If you draw a card at random from the ones shown, what is the probability that the card has a number on it that is less than 6?
The problem you just did illustrates that probability is, in its basic essence, counting.
You can think of the fractions from probability as expressing a pair of counting problems: how many ways can we get what we want vs. how many outcomes there are total. The fundamental theorems of probability can also be built from this basic idea, and we'll do so in this course. For now, let's try solving a few more problems by just counting; it can be more powerful than you think!
Suppose you throw a pair of standard six-sided dice, one red and one blue.
Two ways to get a sum of 7 are shown below:
Including the two examples above, how many ways are there to get a sum of 7 on the pair of dice?
How many different outcomes are possible if you're rolling the two the dice from the last question and if you don't care about the numbers adding up to any particular sum?
Now, if we ask,
"What is the probability of throwing a sum of 7 on the dice we've been using?"
we can combine the facts we just worked out.
Our desired outcome is a sum of 7: there are 6 ways to get this sum. The total number of outcomes possible is 36.
So the probability we want is
Note it doesn't matter if we colored the dice or not! We colored them red and blue to emphasize that (for example) 3-4 is considered different than 4-3. (Even when the dice look the same, they are physically different.)
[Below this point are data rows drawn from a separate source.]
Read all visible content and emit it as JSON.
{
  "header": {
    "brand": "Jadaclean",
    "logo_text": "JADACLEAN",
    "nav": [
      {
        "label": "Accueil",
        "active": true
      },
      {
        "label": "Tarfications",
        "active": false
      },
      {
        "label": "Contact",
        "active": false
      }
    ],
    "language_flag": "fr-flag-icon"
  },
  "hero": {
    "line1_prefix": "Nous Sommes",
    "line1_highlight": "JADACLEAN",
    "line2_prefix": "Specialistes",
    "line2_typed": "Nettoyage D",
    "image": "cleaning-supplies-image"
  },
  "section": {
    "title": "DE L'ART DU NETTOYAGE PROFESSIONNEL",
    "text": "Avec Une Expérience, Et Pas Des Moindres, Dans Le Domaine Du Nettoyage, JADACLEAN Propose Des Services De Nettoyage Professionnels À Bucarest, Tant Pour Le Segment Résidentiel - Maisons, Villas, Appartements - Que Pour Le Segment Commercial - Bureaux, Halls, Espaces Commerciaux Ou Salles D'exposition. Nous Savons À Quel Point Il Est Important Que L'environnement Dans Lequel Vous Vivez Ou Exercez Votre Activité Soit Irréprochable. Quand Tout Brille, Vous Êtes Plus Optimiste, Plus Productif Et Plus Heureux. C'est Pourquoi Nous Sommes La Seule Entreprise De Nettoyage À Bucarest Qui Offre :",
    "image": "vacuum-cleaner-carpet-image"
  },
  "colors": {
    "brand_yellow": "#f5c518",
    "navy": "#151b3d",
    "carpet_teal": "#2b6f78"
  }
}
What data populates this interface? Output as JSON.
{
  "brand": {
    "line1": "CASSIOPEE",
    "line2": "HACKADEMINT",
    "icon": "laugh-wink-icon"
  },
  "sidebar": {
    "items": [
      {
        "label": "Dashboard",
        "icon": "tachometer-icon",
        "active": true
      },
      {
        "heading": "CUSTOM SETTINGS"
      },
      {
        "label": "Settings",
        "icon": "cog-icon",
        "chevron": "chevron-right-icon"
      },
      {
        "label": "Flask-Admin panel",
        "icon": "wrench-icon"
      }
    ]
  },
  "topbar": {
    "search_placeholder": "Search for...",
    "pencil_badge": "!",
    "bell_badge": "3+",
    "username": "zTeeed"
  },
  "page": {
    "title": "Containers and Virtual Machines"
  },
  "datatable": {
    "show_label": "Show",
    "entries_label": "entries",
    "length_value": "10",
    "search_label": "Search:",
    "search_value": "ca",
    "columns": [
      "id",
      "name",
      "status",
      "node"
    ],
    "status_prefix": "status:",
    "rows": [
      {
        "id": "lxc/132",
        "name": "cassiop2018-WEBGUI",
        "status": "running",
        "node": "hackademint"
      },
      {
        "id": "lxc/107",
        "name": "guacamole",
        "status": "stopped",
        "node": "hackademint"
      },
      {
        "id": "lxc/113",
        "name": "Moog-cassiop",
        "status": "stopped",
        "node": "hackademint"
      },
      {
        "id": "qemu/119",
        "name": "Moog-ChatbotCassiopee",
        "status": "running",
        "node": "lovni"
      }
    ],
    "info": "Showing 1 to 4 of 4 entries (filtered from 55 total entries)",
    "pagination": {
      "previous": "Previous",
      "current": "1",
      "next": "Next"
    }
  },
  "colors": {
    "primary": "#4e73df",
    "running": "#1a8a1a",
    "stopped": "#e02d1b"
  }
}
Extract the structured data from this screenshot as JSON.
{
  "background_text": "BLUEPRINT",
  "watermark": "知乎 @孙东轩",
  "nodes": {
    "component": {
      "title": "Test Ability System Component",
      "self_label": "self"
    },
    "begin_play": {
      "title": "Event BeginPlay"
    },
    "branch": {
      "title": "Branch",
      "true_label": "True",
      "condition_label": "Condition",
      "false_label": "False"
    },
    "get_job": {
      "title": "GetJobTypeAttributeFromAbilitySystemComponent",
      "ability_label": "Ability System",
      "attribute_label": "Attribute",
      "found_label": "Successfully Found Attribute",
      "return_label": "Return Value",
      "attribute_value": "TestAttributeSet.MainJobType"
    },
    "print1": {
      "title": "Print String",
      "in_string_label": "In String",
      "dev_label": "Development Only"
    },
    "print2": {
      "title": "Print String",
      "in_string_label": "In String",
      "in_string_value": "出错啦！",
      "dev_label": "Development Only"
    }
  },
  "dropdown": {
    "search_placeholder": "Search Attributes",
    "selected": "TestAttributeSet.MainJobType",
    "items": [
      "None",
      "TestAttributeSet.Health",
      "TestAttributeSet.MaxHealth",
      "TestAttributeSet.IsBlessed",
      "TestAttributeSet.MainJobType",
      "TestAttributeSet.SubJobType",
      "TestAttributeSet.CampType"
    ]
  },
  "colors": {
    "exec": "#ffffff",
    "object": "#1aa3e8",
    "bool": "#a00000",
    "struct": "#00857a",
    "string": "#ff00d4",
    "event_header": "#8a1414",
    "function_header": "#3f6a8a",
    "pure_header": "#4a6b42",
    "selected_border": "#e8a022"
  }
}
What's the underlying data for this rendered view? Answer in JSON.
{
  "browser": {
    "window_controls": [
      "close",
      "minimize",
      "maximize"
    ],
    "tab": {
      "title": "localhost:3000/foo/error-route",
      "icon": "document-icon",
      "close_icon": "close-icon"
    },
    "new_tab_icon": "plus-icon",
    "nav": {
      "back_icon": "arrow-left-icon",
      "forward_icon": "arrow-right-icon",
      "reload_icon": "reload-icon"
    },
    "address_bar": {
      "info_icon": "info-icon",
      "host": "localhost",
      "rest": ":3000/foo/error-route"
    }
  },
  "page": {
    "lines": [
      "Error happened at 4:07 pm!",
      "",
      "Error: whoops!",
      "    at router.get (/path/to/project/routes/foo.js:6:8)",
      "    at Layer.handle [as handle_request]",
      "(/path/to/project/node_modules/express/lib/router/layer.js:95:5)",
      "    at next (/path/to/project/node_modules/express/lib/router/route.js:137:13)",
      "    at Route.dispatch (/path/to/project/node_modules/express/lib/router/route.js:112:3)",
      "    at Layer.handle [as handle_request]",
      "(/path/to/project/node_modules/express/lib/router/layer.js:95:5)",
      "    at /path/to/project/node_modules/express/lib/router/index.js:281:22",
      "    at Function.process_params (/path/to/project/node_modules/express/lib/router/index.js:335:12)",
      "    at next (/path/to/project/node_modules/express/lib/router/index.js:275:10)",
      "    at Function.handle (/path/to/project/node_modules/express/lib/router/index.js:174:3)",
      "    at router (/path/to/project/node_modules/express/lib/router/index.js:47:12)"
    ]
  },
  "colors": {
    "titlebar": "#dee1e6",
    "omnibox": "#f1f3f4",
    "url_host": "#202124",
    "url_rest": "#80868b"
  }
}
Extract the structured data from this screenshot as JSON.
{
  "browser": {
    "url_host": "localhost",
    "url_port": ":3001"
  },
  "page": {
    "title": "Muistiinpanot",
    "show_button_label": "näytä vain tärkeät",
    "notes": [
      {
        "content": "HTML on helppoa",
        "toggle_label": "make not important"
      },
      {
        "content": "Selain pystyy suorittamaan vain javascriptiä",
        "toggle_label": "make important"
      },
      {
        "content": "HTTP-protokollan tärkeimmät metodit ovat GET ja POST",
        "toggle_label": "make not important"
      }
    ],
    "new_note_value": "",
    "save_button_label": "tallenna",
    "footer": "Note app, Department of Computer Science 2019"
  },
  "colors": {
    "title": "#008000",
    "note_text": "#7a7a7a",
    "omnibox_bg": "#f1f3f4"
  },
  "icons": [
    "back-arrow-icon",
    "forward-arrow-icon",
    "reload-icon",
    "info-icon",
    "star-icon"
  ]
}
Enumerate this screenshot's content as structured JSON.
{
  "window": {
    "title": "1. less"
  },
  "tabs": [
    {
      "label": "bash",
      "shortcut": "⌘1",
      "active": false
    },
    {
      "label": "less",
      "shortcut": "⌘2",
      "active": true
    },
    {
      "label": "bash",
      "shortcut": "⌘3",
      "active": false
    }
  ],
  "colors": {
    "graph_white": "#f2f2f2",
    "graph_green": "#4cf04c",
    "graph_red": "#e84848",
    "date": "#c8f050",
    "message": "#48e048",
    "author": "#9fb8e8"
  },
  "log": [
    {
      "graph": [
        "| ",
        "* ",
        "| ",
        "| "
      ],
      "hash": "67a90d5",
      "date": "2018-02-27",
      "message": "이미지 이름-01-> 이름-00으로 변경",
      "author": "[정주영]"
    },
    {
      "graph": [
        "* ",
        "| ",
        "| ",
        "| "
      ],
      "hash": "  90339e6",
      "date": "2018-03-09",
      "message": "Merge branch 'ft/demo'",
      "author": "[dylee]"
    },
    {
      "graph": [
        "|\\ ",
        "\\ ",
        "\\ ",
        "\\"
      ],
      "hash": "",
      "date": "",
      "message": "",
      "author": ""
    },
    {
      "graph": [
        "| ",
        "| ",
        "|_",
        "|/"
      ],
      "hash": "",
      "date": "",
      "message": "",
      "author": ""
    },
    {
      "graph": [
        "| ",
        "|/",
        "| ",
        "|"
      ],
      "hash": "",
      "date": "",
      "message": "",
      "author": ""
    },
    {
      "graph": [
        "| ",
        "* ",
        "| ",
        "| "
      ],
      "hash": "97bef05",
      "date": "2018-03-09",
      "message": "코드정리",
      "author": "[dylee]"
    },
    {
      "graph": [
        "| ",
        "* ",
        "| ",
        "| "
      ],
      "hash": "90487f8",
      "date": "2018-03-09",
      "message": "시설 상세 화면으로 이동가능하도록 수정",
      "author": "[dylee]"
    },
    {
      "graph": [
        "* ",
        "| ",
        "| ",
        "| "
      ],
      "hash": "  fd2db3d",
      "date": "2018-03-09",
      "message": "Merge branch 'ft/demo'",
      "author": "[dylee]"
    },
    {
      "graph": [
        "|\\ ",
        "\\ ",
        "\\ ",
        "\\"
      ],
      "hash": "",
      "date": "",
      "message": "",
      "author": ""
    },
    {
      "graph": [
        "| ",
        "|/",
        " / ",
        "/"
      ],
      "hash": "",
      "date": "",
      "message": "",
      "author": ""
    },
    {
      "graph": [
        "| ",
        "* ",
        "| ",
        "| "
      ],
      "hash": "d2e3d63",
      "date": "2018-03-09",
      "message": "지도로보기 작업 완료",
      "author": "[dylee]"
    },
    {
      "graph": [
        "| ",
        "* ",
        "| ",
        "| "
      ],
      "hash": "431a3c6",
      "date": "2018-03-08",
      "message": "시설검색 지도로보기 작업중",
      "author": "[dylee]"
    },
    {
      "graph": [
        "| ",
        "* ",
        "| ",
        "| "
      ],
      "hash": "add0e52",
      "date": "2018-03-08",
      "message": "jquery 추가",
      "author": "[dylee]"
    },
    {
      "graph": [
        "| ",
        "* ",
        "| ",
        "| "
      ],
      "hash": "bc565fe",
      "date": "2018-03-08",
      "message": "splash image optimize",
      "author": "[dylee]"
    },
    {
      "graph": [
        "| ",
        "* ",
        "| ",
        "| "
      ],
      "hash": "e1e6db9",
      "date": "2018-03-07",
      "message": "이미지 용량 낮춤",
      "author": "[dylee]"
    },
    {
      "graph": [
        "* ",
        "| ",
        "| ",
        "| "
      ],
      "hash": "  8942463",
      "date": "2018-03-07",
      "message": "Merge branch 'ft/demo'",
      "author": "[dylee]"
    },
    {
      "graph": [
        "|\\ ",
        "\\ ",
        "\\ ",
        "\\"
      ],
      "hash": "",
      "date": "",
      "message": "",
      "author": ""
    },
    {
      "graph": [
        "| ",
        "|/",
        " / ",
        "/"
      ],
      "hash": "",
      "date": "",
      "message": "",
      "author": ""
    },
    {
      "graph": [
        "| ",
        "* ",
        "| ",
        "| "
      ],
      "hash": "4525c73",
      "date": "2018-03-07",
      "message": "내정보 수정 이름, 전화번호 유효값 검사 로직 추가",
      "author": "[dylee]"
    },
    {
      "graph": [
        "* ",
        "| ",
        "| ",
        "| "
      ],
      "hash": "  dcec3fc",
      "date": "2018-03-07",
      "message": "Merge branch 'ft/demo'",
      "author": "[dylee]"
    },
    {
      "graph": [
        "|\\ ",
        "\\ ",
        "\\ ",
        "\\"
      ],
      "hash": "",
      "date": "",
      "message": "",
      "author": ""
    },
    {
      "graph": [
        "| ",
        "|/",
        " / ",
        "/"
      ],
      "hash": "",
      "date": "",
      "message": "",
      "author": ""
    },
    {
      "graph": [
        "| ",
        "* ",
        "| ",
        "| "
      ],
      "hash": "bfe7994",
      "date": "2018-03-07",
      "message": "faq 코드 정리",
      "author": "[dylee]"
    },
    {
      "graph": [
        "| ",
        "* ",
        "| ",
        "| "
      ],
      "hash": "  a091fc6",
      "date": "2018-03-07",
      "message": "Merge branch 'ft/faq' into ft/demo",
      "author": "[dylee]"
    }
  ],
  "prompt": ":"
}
Suppose you throw three standard dice: what is the probability of getting a sum of 4? (The answers are shown with their equivalent reduced fractions when applicable.)